Records contained in a dataset:
+++++
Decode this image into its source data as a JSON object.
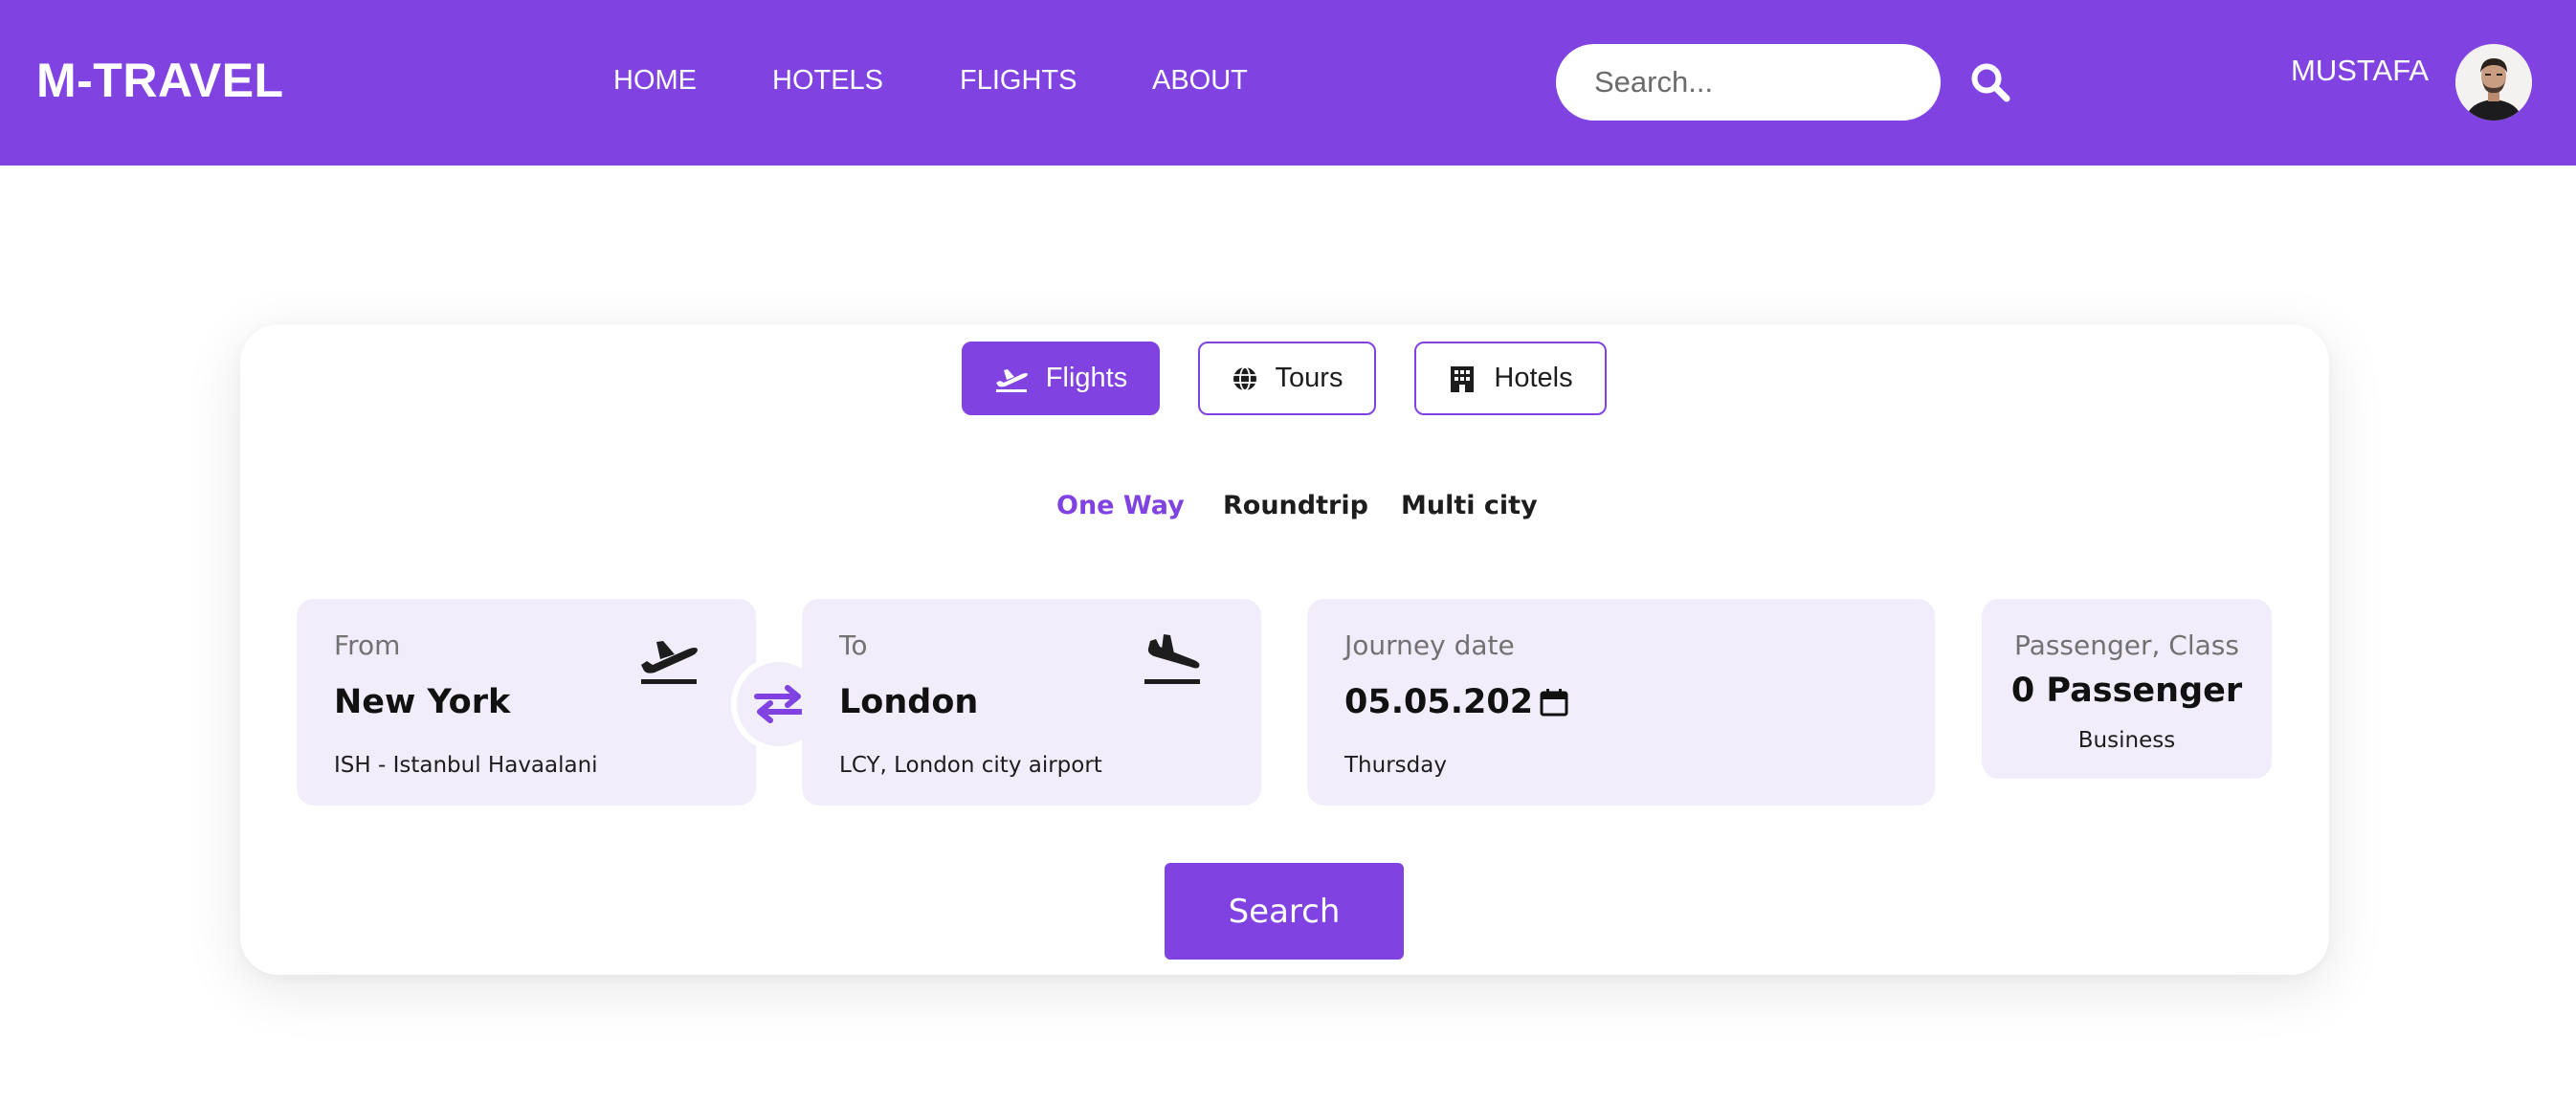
{
  "header": {
    "logo": "M-TRAVEL",
    "nav": [
      "HOME",
      "HOTELS",
      "FLIGHTS",
      "ABOUT"
    ],
    "search_placeholder": "Search...",
    "username": "MUSTAFA",
    "accent_color": "#8043e2"
  },
  "booking": {
    "tabs": [
      {
        "label": "Flights",
        "icon": "airplane-takeoff-icon",
        "active": true
      },
      {
        "label": "Tours",
        "icon": "globe-icon",
        "active": false
      },
      {
        "label": "Hotels",
        "icon": "building-icon",
        "active": false
      }
    ],
    "trip_types": [
      {
        "label": "One Way",
        "active": true
      },
      {
        "label": "Roundtrip",
        "active": false
      },
      {
        "label": "Multi city",
        "active": false
      }
    ],
    "from": {
      "label": "From",
      "value": "New York",
      "sub": "ISH - Istanbul Havaalani",
      "icon": "airplane-takeoff-icon"
    },
    "to": {
      "label": "To",
      "value": "London",
      "sub": "LCY, London city airport",
      "icon": "airplane-landing-icon"
    },
    "swap_icon": "swap-arrows-icon",
    "date": {
      "label": "Journey date",
      "value": "05.05.202",
      "sub": "Thursday",
      "icon": "calendar-icon"
    },
    "passenger": {
      "label": "Passenger, Class",
      "value": "0 Passenger",
      "sub": "Business"
    },
    "search_label": "Search",
    "field_bg": "#f2edfb"
  }
}
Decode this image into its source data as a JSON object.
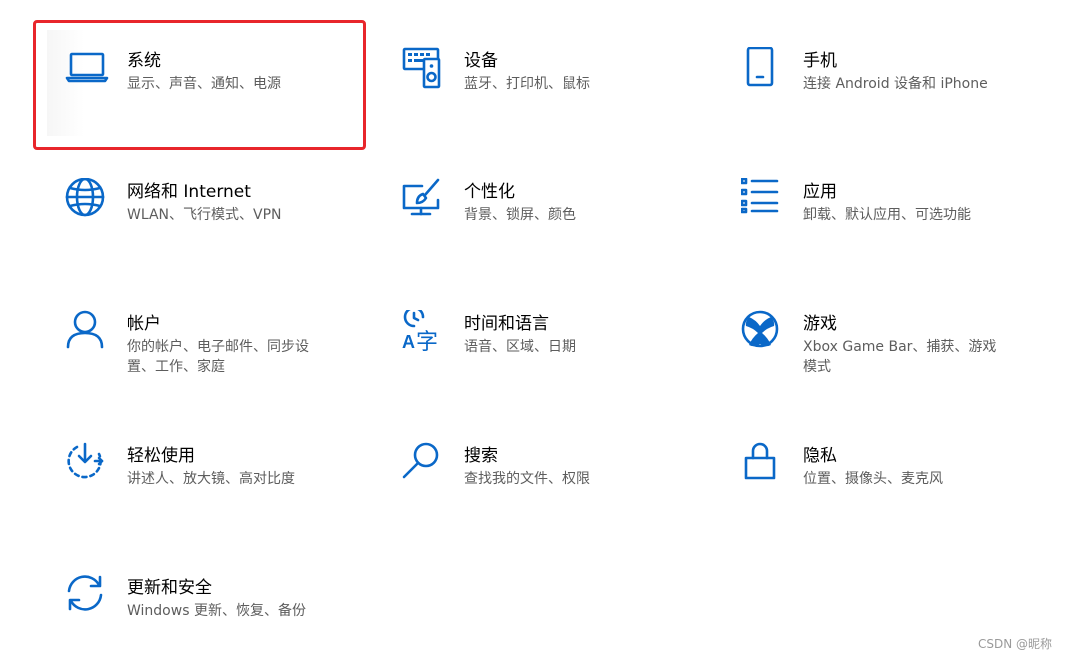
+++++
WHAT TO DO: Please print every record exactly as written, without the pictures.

TASK RESULT:
Decode this image into its source data as a JSON object.
{
  "header": {
    "logo": "M-TRAVEL",
    "nav": [
      "HOME",
      "HOTELS",
      "FLIGHTS",
      "ABOUT"
    ],
    "search_placeholder": "Search...",
    "username": "MUSTAFA",
    "accent_color": "#8043e2"
  },
  "booking": {
    "tabs": [
      {
        "label": "Flights",
        "icon": "airplane-takeoff-icon",
        "active": true
      },
      {
        "label": "Tours",
        "icon": "globe-icon",
        "active": false
      },
      {
        "label": "Hotels",
        "icon": "building-icon",
        "active": false
      }
    ],
    "trip_types": [
      {
        "label": "One Way",
        "active": true
      },
      {
        "label": "Roundtrip",
        "active": false
      },
      {
        "label": "Multi city",
        "active": false
      }
    ],
    "from": {
      "label": "From",
      "value": "New York",
      "sub": "ISH - Istanbul Havaalani",
      "icon": "airplane-takeoff-icon"
    },
    "to": {
      "label": "To",
      "value": "London",
      "sub": "LCY, London city airport",
      "icon": "airplane-landing-icon"
    },
    "swap_icon": "swap-arrows-icon",
    "date": {
      "label": "Journey date",
      "value": "05.05.202",
      "sub": "Thursday",
      "icon": "calendar-icon"
    },
    "passenger": {
      "label": "Passenger, Class",
      "value": "0 Passenger",
      "sub": "Business"
    },
    "search_label": "Search",
    "field_bg": "#f2edfb"
  }
}
Decode this image into its source data as a JSON object.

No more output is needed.